- **Exercise**
Search the records for the word "group" and copy each line in which it appears.

- **Data in this exercise**
>>>

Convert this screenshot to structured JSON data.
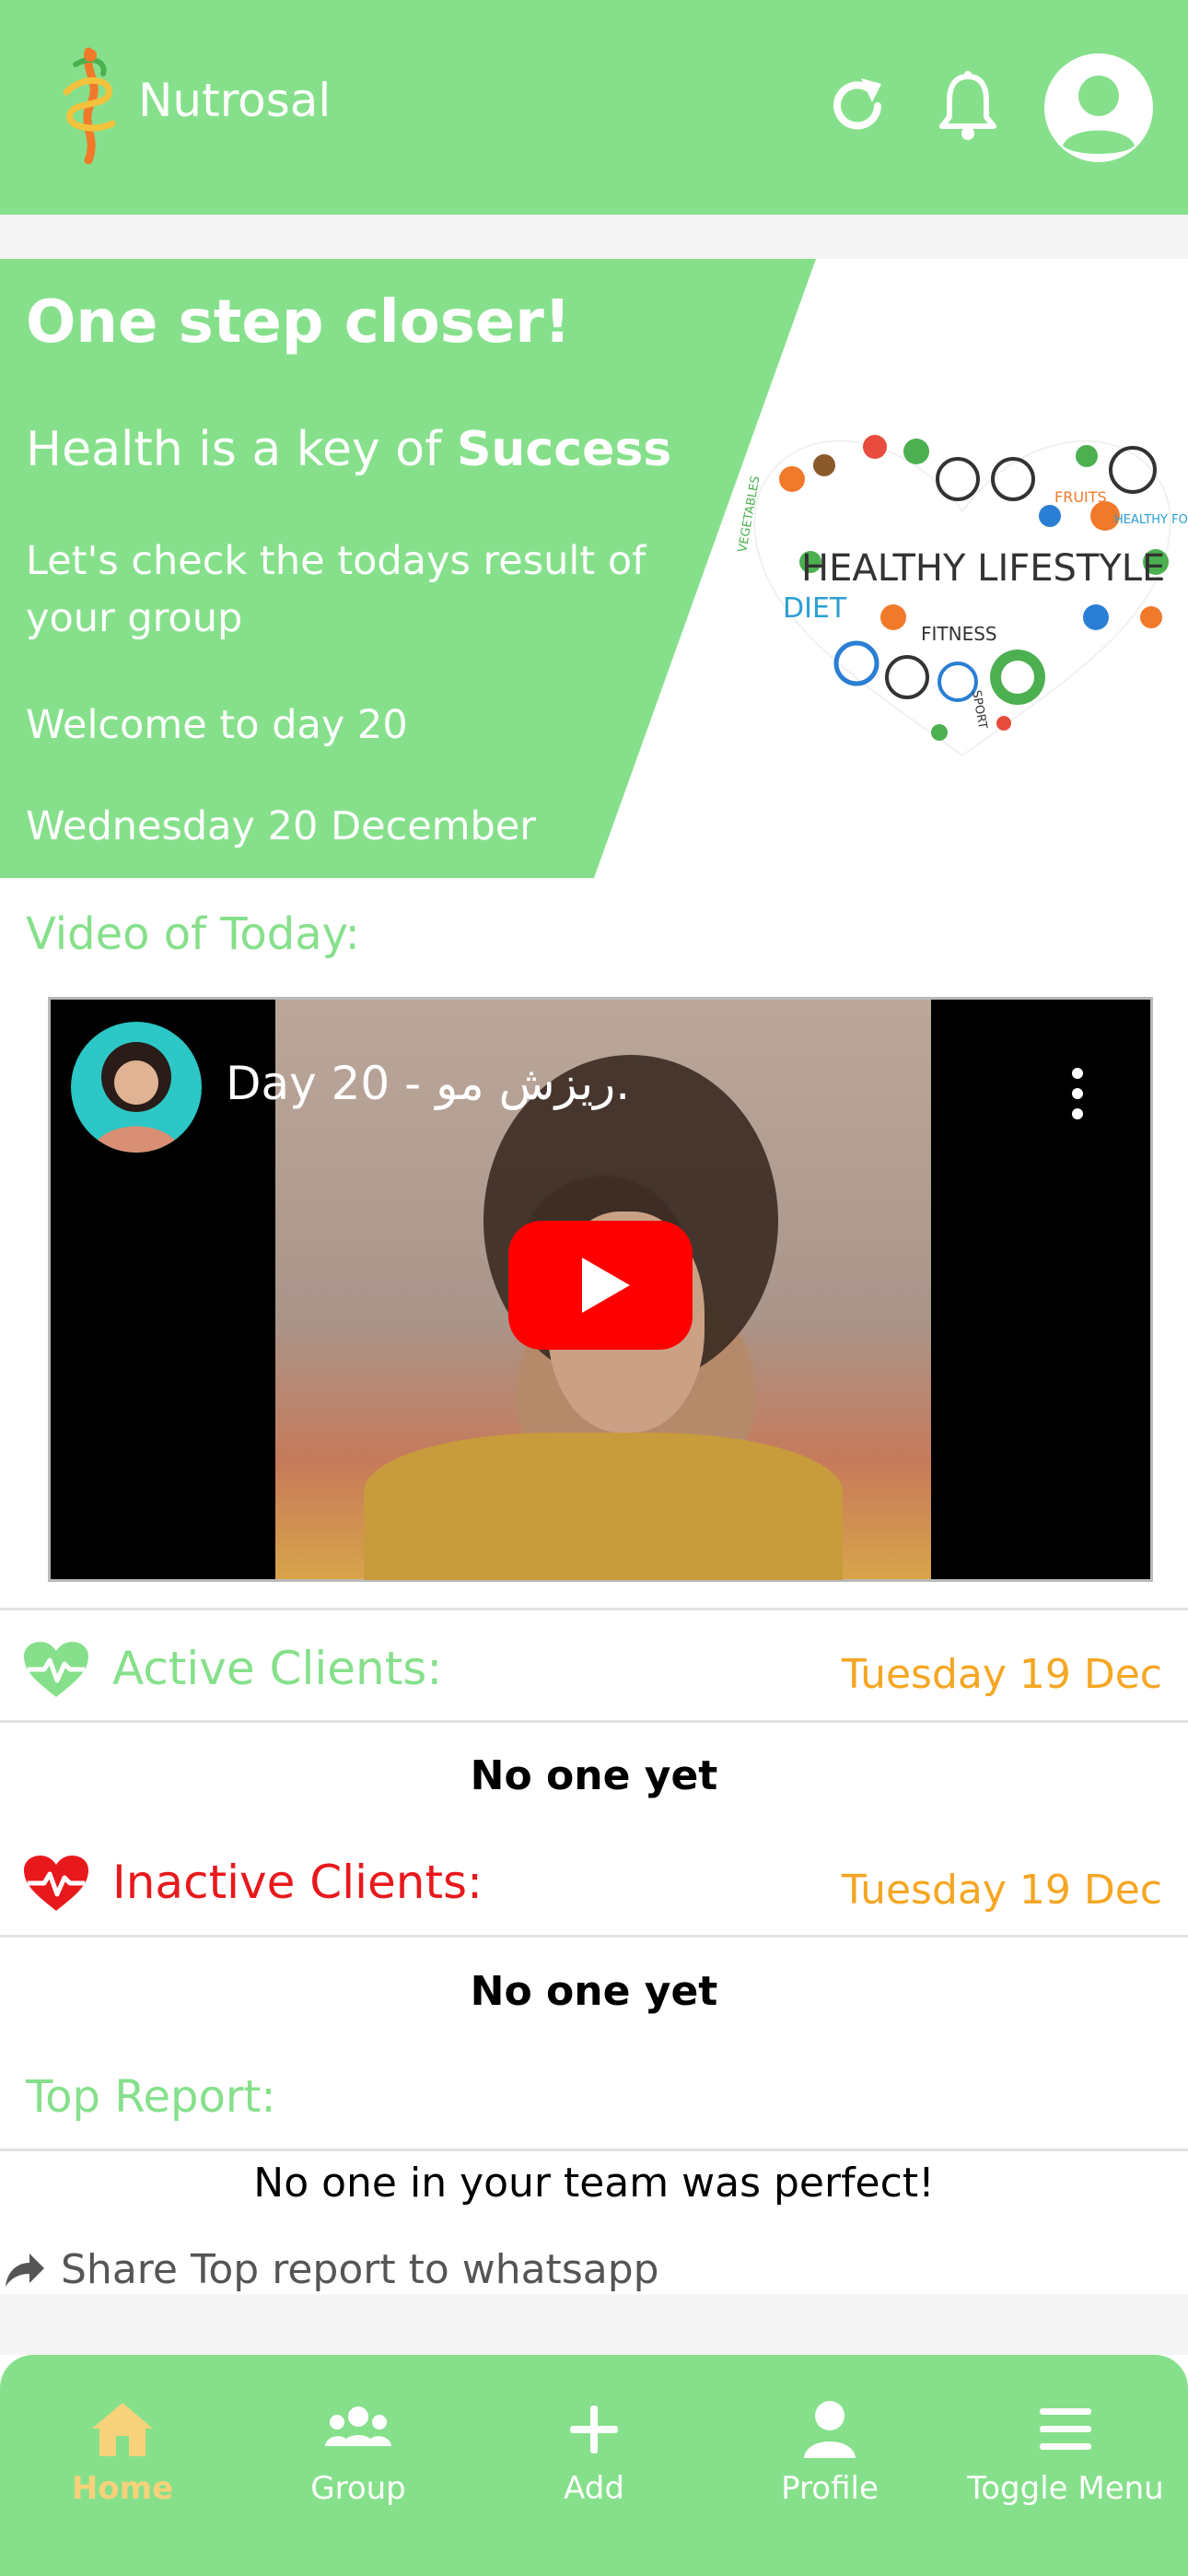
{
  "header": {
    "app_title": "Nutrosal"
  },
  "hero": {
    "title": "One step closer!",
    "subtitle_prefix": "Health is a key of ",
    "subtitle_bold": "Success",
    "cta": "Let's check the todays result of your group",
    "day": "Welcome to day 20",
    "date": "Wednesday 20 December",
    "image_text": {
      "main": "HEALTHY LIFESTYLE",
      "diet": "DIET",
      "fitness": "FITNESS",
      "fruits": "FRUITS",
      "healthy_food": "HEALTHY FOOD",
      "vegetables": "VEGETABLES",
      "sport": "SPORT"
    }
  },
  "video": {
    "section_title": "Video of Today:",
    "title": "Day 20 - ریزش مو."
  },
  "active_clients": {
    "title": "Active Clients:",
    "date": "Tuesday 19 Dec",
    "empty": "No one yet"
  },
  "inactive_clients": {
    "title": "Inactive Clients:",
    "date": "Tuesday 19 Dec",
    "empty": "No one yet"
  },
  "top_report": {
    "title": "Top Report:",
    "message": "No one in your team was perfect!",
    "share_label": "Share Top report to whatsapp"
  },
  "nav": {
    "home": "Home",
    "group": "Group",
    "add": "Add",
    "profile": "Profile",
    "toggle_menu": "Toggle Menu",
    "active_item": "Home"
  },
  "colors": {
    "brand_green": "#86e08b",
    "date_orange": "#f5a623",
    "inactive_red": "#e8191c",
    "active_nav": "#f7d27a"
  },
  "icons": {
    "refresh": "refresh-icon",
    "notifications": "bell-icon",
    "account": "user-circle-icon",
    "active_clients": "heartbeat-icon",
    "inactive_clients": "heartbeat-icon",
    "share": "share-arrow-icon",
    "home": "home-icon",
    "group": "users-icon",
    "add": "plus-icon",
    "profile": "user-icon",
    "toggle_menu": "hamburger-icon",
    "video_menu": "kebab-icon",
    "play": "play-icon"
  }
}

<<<

- **Answer to the exercise**
    "cta": "Let's check the todays result of your group",
    "group": "Group",
    "group": "users-icon",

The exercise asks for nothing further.